TASK REQUIREMENTS.
Keep every line in which "voorkeuren" occurs and drop the rest of the data.

Dataset rows for apps and sites

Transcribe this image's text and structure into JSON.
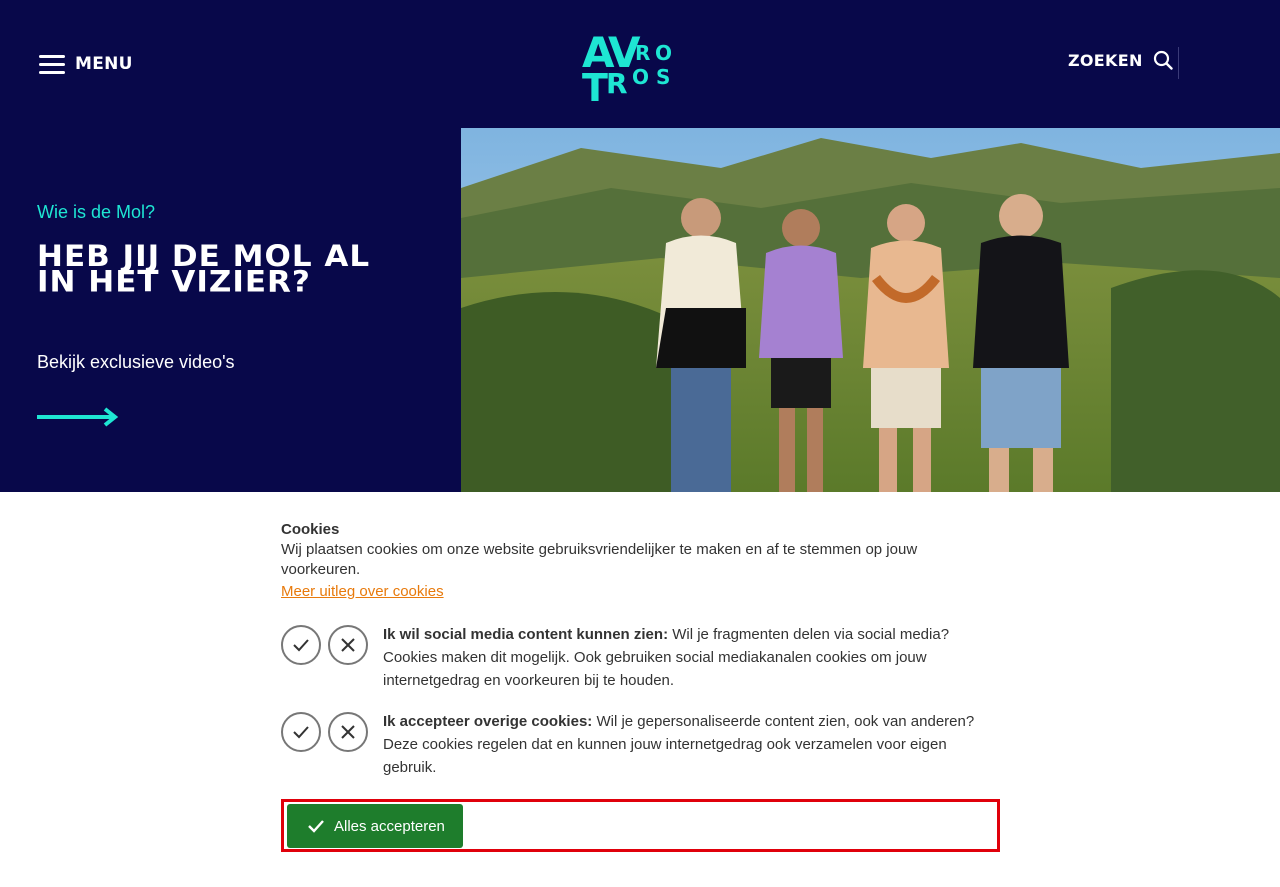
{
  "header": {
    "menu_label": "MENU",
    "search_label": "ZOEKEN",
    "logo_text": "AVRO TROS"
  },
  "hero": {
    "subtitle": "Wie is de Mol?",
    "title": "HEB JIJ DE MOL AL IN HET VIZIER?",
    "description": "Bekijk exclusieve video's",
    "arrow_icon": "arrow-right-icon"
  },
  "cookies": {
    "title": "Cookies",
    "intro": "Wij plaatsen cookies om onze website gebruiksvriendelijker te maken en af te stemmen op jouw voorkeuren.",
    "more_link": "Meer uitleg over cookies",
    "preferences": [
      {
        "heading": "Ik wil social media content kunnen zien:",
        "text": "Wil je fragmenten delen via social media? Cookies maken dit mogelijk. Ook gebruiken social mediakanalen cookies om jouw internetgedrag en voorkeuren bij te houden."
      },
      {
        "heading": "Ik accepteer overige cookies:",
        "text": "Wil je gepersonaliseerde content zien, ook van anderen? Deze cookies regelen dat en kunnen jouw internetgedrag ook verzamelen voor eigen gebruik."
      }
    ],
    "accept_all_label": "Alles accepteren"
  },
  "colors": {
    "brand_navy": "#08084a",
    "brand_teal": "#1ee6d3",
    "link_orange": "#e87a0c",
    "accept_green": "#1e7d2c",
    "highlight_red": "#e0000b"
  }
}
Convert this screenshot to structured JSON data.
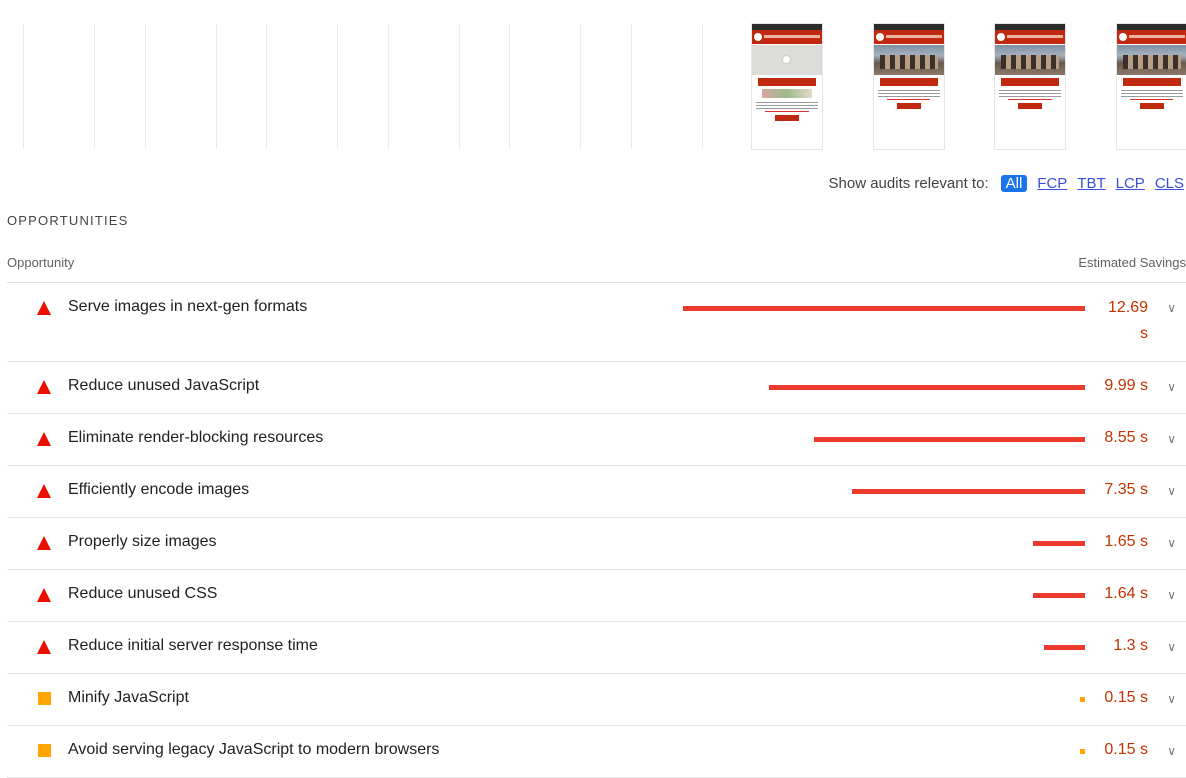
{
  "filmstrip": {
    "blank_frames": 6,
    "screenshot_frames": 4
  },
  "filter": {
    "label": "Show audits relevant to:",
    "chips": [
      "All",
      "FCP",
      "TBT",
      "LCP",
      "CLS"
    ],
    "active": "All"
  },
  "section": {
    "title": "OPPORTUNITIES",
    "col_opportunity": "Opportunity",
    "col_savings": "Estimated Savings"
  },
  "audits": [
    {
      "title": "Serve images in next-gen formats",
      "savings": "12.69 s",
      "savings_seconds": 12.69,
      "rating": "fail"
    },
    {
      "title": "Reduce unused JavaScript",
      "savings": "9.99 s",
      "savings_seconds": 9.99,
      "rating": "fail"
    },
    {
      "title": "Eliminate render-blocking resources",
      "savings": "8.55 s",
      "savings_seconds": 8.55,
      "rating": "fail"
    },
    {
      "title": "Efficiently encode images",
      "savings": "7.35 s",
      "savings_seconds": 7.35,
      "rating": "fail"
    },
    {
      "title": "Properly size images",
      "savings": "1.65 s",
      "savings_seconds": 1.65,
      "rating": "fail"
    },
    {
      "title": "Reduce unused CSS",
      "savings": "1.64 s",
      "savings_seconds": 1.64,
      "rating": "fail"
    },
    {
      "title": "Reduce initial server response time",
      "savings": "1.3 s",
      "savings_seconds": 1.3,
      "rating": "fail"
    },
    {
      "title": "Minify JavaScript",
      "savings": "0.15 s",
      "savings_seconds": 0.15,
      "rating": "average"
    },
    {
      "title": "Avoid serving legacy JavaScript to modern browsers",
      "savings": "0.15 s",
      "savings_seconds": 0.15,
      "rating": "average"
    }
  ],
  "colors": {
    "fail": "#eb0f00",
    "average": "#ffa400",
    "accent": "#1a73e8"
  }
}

ANSWER SPACE.
    "intro": "Wij plaatsen cookies om onze website gebruiksvriendelijker te maken en af te stemmen op jouw voorkeuren.",
        "text": "Wil je fragmenten delen via social media? Cookies maken dit mogelijk. Ook gebruiken social mediakanalen cookies om jouw internetgedrag en voorkeuren bij te houden."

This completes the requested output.